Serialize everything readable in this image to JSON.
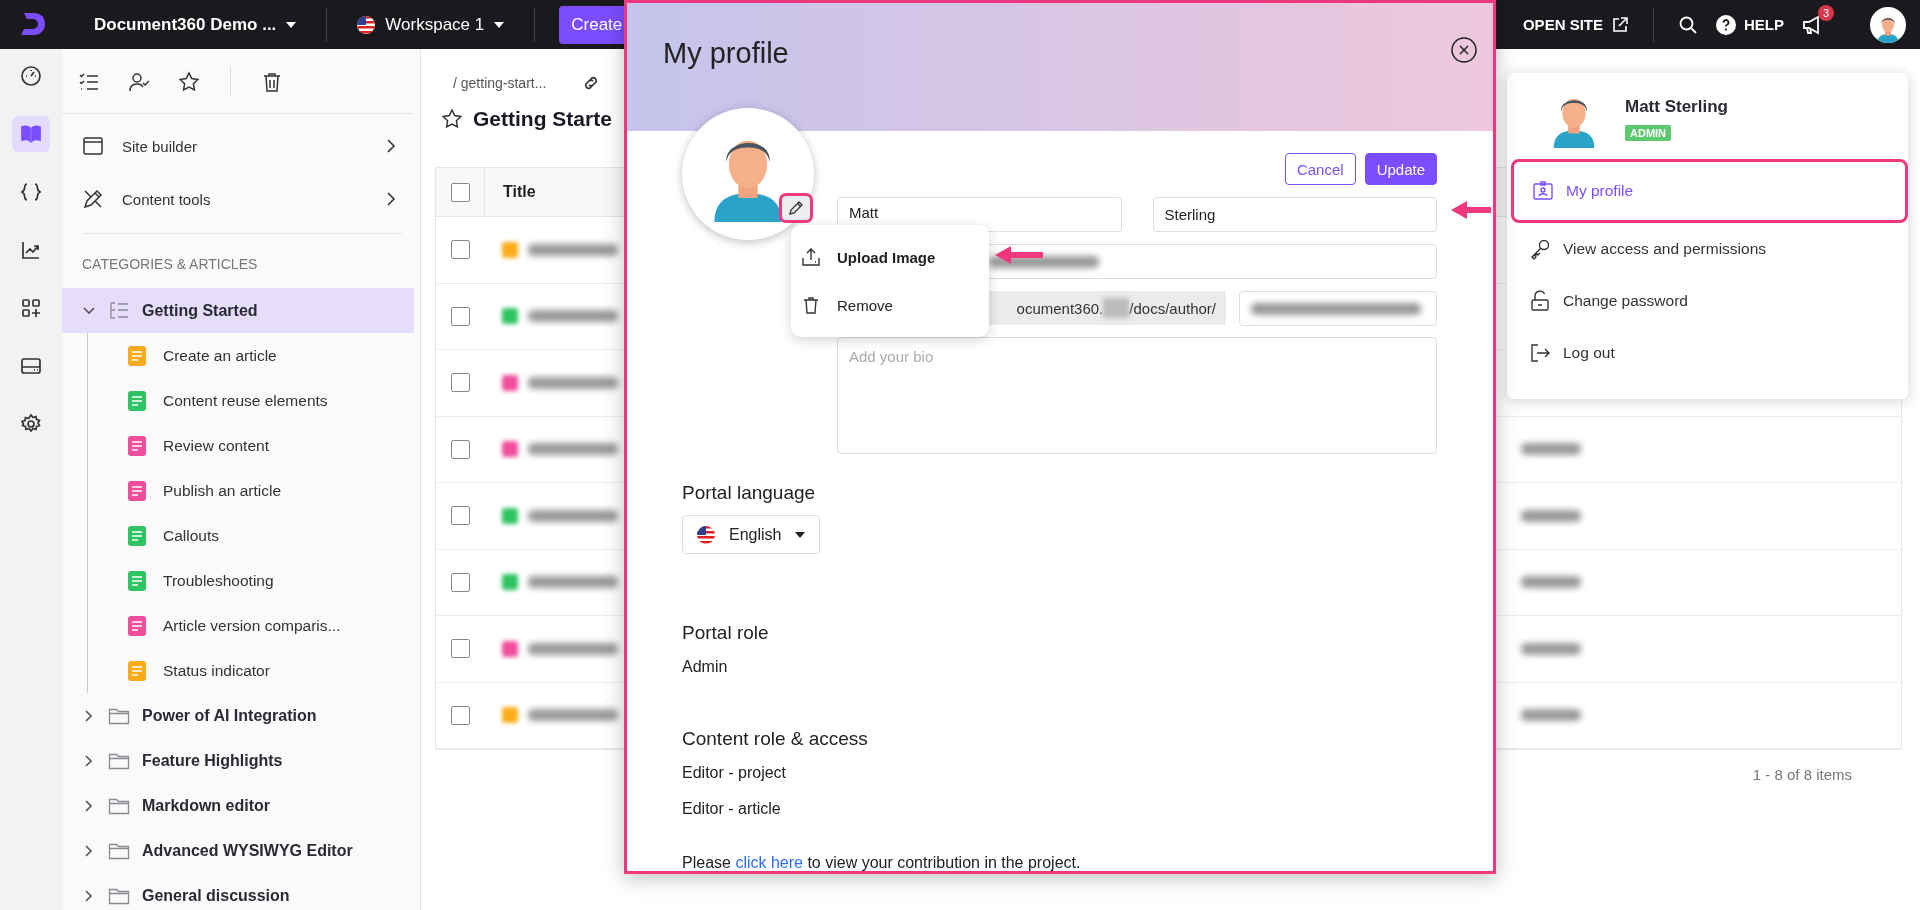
{
  "top_bar": {
    "project": "Document360 Demo ...",
    "workspace": "Workspace 1",
    "create": "Create",
    "open_site": "OPEN SITE",
    "help": "HELP",
    "notifications": "3"
  },
  "rail": [
    {
      "kind": "dashboard",
      "selected": false
    },
    {
      "kind": "docs",
      "selected": true
    },
    {
      "kind": "api",
      "selected": false
    },
    {
      "kind": "analytics",
      "selected": false
    },
    {
      "kind": "apps",
      "selected": false
    },
    {
      "kind": "drive",
      "selected": false
    },
    {
      "kind": "settings",
      "selected": false
    }
  ],
  "sidebar": {
    "tools": [
      {
        "kind": "checklist"
      },
      {
        "kind": "assigned"
      },
      {
        "kind": "star"
      },
      {
        "kind": "trash"
      }
    ],
    "menu": [
      {
        "label": "Site builder",
        "kind": "site"
      },
      {
        "label": "Content tools",
        "kind": "tools"
      }
    ],
    "section_title": "CATEGORIES & ARTICLES",
    "tree": [
      {
        "label": "Getting Started",
        "kind": "category",
        "expanded": true,
        "selected": true,
        "children": [
          {
            "label": "Create an article",
            "color": "#fbab18"
          },
          {
            "label": "Content reuse elements",
            "color": "#2ec461"
          },
          {
            "label": "Review content",
            "color": "#f04d9b"
          },
          {
            "label": "Publish an article",
            "color": "#f04d9b"
          },
          {
            "label": "Callouts",
            "color": "#2ec461"
          },
          {
            "label": "Troubleshooting",
            "color": "#2ec461"
          },
          {
            "label": "Article version comparis...",
            "color": "#f04d9b"
          },
          {
            "label": "Status indicator",
            "color": "#fbab18"
          }
        ]
      },
      {
        "label": "Power of AI Integration",
        "kind": "folder",
        "expanded": false,
        "selected": false
      },
      {
        "label": "Feature Highlights",
        "kind": "folder",
        "expanded": false,
        "selected": false
      },
      {
        "label": "Markdown editor",
        "kind": "folder",
        "expanded": false,
        "selected": false
      },
      {
        "label": "Advanced WYSIWYG Editor",
        "kind": "folder",
        "expanded": false,
        "selected": false
      },
      {
        "label": "General discussion",
        "kind": "folder",
        "expanded": false,
        "selected": false
      }
    ]
  },
  "main": {
    "breadcrumb": "/ getting-start...",
    "title": "Getting Starte",
    "table": {
      "columns": [
        "Title"
      ],
      "select_all_checked": false,
      "rows": [
        {
          "checked": false,
          "color": "#fbab18"
        },
        {
          "checked": false,
          "color": "#2ec461"
        },
        {
          "checked": false,
          "color": "#f04d9b"
        },
        {
          "checked": false,
          "color": "#f04d9b"
        },
        {
          "checked": false,
          "color": "#2ec461"
        },
        {
          "checked": false,
          "color": "#2ec461"
        },
        {
          "checked": false,
          "color": "#f04d9b"
        },
        {
          "checked": false,
          "color": "#fbab18"
        }
      ]
    },
    "pagination": "1 - 8 of 8 items"
  },
  "modal": {
    "title": "My profile",
    "buttons": [
      {
        "label": "Cancel",
        "kind": "secondary"
      },
      {
        "label": "Update",
        "kind": "primary"
      }
    ],
    "first_name": "Matt",
    "last_name": "Sterling",
    "url_prefix_start": "ocument360.",
    "url_prefix_end": "/docs/author/",
    "bio_placeholder": "Add your bio",
    "avatar_menu": [
      {
        "label": "Upload Image",
        "kind": "upload"
      },
      {
        "label": "Remove",
        "kind": "remove"
      }
    ],
    "language": {
      "heading": "Portal language",
      "value": "English"
    },
    "sections": [
      {
        "heading": "Portal role",
        "lines": [
          "Admin"
        ]
      },
      {
        "heading": "Content role & access",
        "lines": [
          "Editor - project",
          "Editor - article"
        ]
      }
    ],
    "note": {
      "before": "Please ",
      "link": "click here",
      "after": " to view your contribution in the project."
    }
  },
  "profile_menu": {
    "name": "Matt Sterling",
    "role": "ADMIN",
    "items": [
      {
        "label": "My profile",
        "kind": "profile",
        "selected": true
      },
      {
        "label": "View access and permissions",
        "kind": "key",
        "selected": false
      },
      {
        "label": "Change password",
        "kind": "lock",
        "selected": false
      },
      {
        "label": "Log out",
        "kind": "logout",
        "selected": false
      }
    ]
  }
}
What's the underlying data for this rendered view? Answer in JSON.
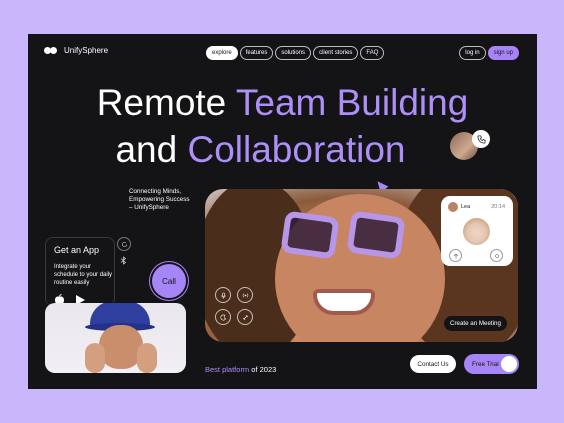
{
  "brand": {
    "name": "UnifySphere"
  },
  "nav": {
    "items": [
      "explore",
      "features",
      "solutions",
      "client stories",
      "FAQ"
    ],
    "active": "explore"
  },
  "auth": {
    "login": "log in",
    "signup": "sign up"
  },
  "hero": {
    "line1_plain": "Remote ",
    "line1_highlight": "Team Building",
    "line2_plain": "and ",
    "line2_highlight": "Collaboration"
  },
  "tagline": {
    "line1": "Connecting Minds,",
    "line2": "Empowering Success",
    "line3": "– UnifySphere"
  },
  "get_app": {
    "title": "Get an App",
    "description": "Integrate your schedule to your daily routine easily"
  },
  "call_button": {
    "label": "Call"
  },
  "call_card": {
    "name": "Lea",
    "time": "20:14"
  },
  "create_meeting": {
    "label": "Create an Meeting"
  },
  "footer": {
    "best_highlight": "Best platform",
    "best_rest": " of 2023"
  },
  "cta": {
    "contact": "Contact Us",
    "trial": "Free Trial"
  },
  "colors": {
    "accent": "#a686f7",
    "background": "#c9b6fb",
    "frame": "#141316"
  },
  "icons": [
    "phone-icon",
    "refresh-icon",
    "bluetooth-icon",
    "apple-icon",
    "play-store-icon",
    "mic-icon",
    "signal-icon",
    "moon-icon",
    "link-icon"
  ]
}
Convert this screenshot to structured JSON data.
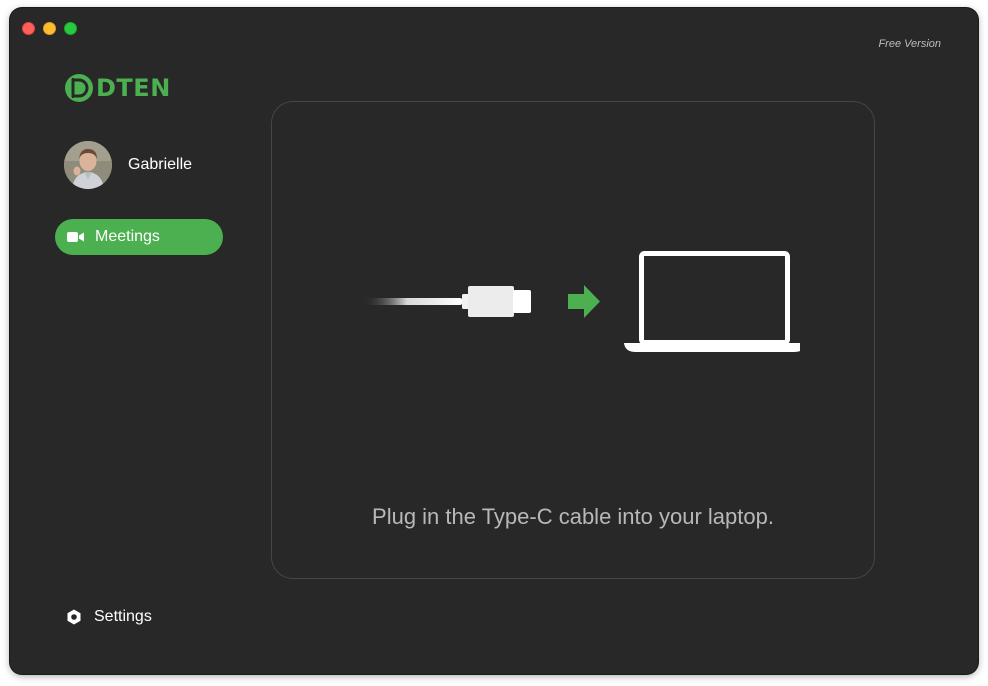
{
  "window": {
    "controls": [
      "close",
      "minimize",
      "zoom"
    ]
  },
  "header": {
    "version_label": "Free Version"
  },
  "sidebar": {
    "logo_text": "DTEN",
    "user": {
      "name": "Gabrielle",
      "avatar_icon": "user-photo"
    },
    "nav": [
      {
        "label": "Meetings",
        "icon": "video-camera-icon",
        "active": true
      }
    ],
    "settings_label": "Settings",
    "settings_icon": "gear-icon"
  },
  "main": {
    "illustration": {
      "items": [
        "usb-c-cable-icon",
        "arrow-right-icon",
        "laptop-icon"
      ]
    },
    "instruction": "Plug in the Type-C cable into your laptop."
  },
  "colors": {
    "accent": "#4caf50",
    "background": "#282828",
    "panel_border": "#464646",
    "text_primary": "#ffffff",
    "text_secondary": "#b8b8b8"
  }
}
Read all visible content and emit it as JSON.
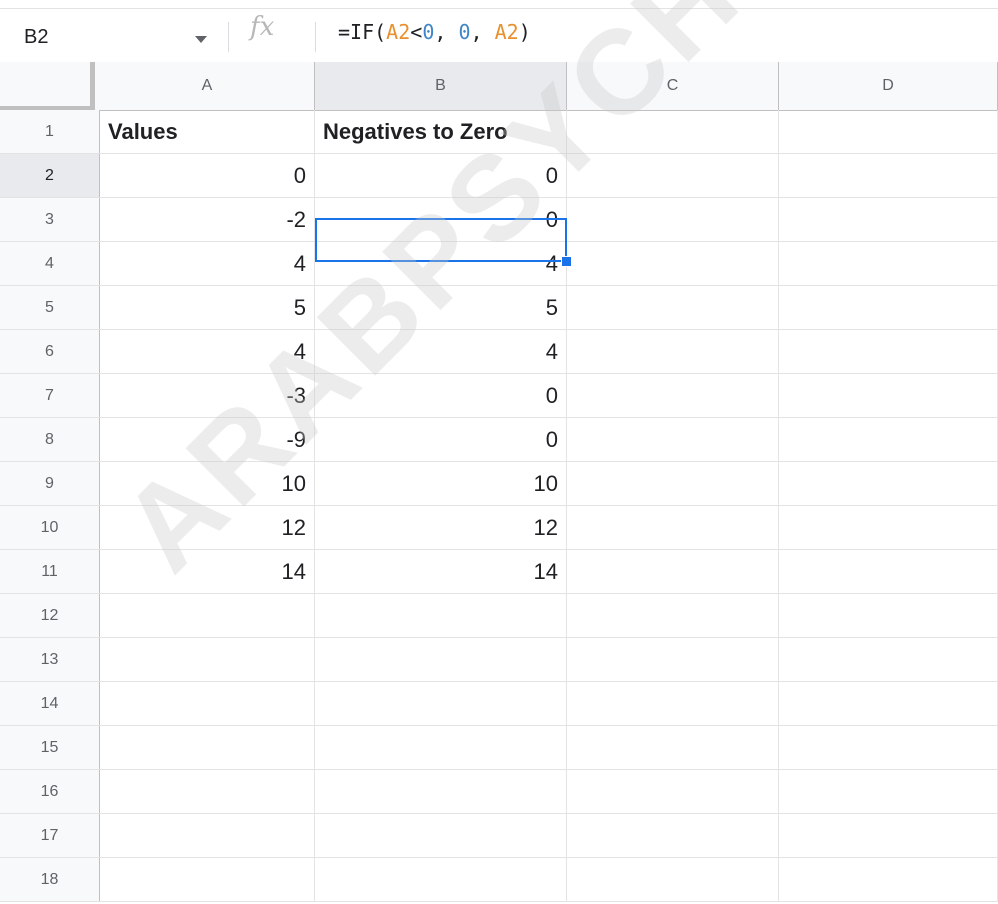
{
  "formula_bar": {
    "cell_ref": "B2",
    "fx_label": "fx",
    "formula_parts": [
      "=IF(",
      "A2",
      "<",
      "0",
      ", ",
      "0",
      ", ",
      "A2",
      ")"
    ]
  },
  "columns": [
    "A",
    "B",
    "C",
    "D"
  ],
  "rows": [
    {
      "num": "1",
      "a": "Values",
      "b": "Negatives to Zero"
    },
    {
      "num": "2",
      "a": "0",
      "b": "0"
    },
    {
      "num": "3",
      "a": "-2",
      "b": "0"
    },
    {
      "num": "4",
      "a": "4",
      "b": "4"
    },
    {
      "num": "5",
      "a": "5",
      "b": "5"
    },
    {
      "num": "6",
      "a": "4",
      "b": "4"
    },
    {
      "num": "7",
      "a": "-3",
      "b": "0"
    },
    {
      "num": "8",
      "a": "-9",
      "b": "0"
    },
    {
      "num": "9",
      "a": "10",
      "b": "10"
    },
    {
      "num": "10",
      "a": "12",
      "b": "12"
    },
    {
      "num": "11",
      "a": "14",
      "b": "14"
    },
    {
      "num": "12",
      "a": "",
      "b": ""
    },
    {
      "num": "13",
      "a": "",
      "b": ""
    },
    {
      "num": "14",
      "a": "",
      "b": ""
    },
    {
      "num": "15",
      "a": "",
      "b": ""
    },
    {
      "num": "16",
      "a": "",
      "b": ""
    },
    {
      "num": "17",
      "a": "",
      "b": ""
    },
    {
      "num": "18",
      "a": "",
      "b": ""
    }
  ],
  "selected_cell": "B2",
  "watermark": "ARABPSYCHOLOGY.C",
  "colors": {
    "selection": "#1a73e8",
    "ref_orange": "#e8902d",
    "number_blue": "#3e86c8"
  }
}
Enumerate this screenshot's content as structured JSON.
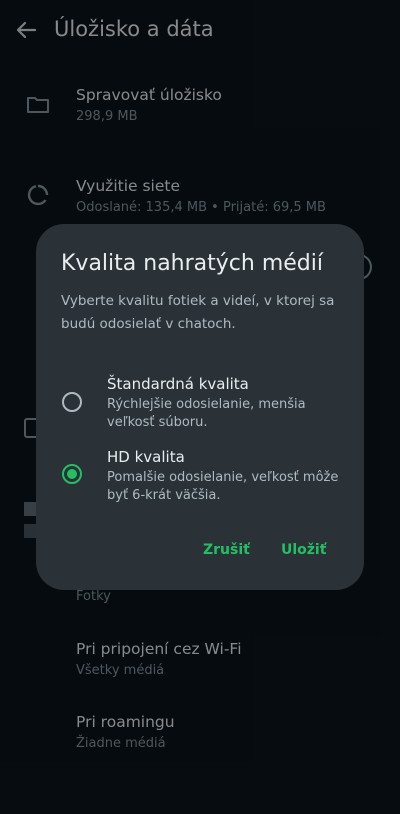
{
  "appbar": {
    "title": "Úložisko a dáta",
    "back_icon": "arrow-back-icon"
  },
  "settings": {
    "manage_storage": {
      "title": "Spravovať úložisko",
      "subtitle": "298,9 MB",
      "icon": "folder-icon"
    },
    "network_usage": {
      "title": "Využitie siete",
      "subtitle": "Odoslané: 135,4 MB • Prijaté: 69,5 MB",
      "icon": "data-usage-icon"
    },
    "photos_peek": "Fotky",
    "wifi": {
      "title": "Pri pripojení cez Wi-Fi",
      "subtitle": "Všetky médiá"
    },
    "roaming": {
      "title": "Pri roamingu",
      "subtitle": "Žiadne médiá"
    }
  },
  "dialog": {
    "title": "Kvalita nahratých médií",
    "body": "Vyberte kvalitu fotiek a videí, v ktorej sa budú odosielať v chatoch.",
    "options": [
      {
        "title": "Štandardná kvalita",
        "subtitle": "Rýchlejšie odosielanie, menšia veľkosť súboru.",
        "selected": false
      },
      {
        "title": "HD kvalita",
        "subtitle": "Pomalšie odosielanie, veľkosť môže byť 6-krát väčšia.",
        "selected": true
      }
    ],
    "cancel_label": "Zrušiť",
    "save_label": "Uložiť"
  },
  "colors": {
    "background": "#0b141a",
    "dialog": "#2a3238",
    "accent": "#21c063",
    "text_primary": "#e9edef",
    "text_secondary": "#8696a0"
  }
}
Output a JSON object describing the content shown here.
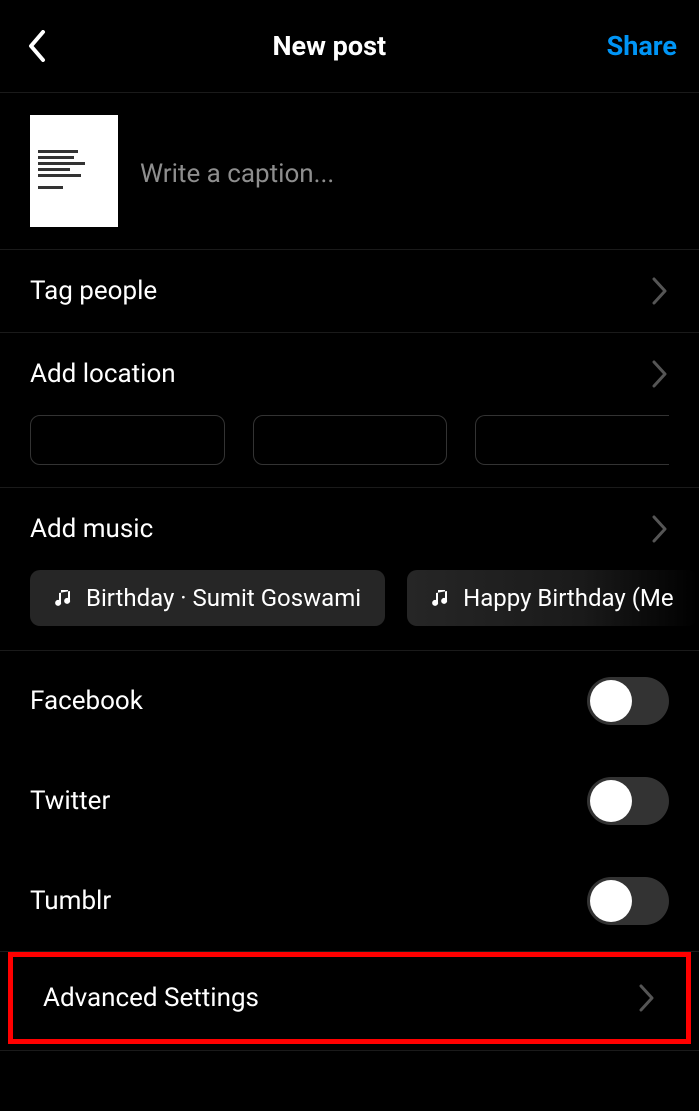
{
  "header": {
    "title": "New post",
    "share": "Share"
  },
  "caption": {
    "placeholder": "Write a caption..."
  },
  "rows": {
    "tagPeople": "Tag people",
    "addLocation": "Add location",
    "addMusic": "Add music",
    "advanced": "Advanced Settings"
  },
  "music": {
    "chip1": "Birthday · Sumit Goswami",
    "chip2": "Happy Birthday (Me"
  },
  "shareTargets": {
    "facebook": "Facebook",
    "twitter": "Twitter",
    "tumblr": "Tumblr"
  }
}
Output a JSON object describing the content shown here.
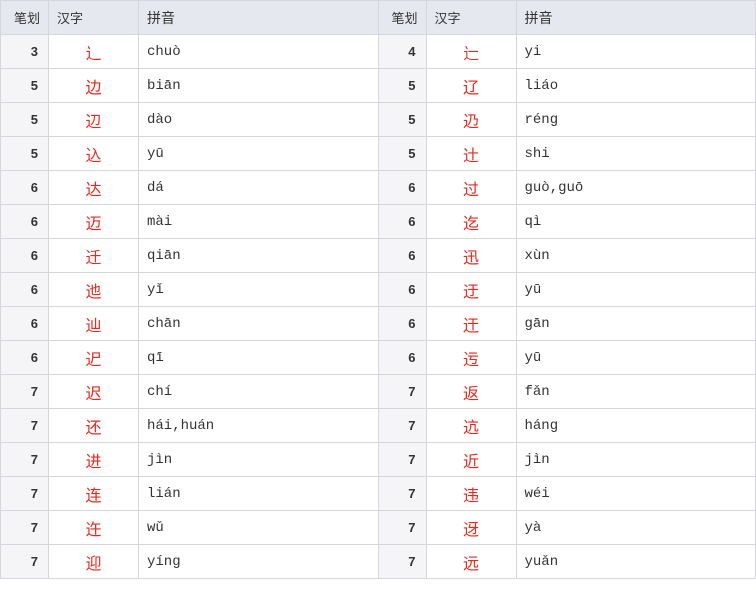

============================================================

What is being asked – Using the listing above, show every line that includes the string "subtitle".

Completed task –
      "subtitle": "298,9 MB",
      "subtitle": "Odoslané: 135,4 MB • Prijaté: 69,5 MB",
      "subtitle": "Všetky médiá"
      "subtitle": "Žiadne médiá"
        "subtitle": "Rýchlejšie odosielanie, menšia veľkosť súboru.",
        "subtitle": "Pomalšie odosielanie, veľkosť môže byť 6-krát väčšia.",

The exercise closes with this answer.